_WORK TO COMPLETE_.
Across all the records below, count the lines that hold "label". State only that figure.

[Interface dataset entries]
◇ ◇ ◇ ◇ ◇ ◇ ◇
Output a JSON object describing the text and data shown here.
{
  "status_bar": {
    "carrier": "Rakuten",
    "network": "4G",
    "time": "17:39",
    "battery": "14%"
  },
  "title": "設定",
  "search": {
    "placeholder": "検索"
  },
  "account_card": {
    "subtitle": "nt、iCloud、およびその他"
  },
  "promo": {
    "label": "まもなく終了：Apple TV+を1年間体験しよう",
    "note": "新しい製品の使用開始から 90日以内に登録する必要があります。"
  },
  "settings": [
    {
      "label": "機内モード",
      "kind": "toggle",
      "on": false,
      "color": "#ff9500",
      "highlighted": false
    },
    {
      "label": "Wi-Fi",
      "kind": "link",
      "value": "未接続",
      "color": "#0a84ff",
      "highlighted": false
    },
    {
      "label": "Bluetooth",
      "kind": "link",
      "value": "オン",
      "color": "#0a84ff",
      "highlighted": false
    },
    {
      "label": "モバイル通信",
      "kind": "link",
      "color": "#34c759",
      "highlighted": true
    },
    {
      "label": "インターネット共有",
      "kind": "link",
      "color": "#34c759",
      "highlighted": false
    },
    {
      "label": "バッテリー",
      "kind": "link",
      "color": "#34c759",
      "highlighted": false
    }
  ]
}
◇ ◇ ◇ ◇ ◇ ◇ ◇
_SOLUTION FOR THIS PROBLEM_.
7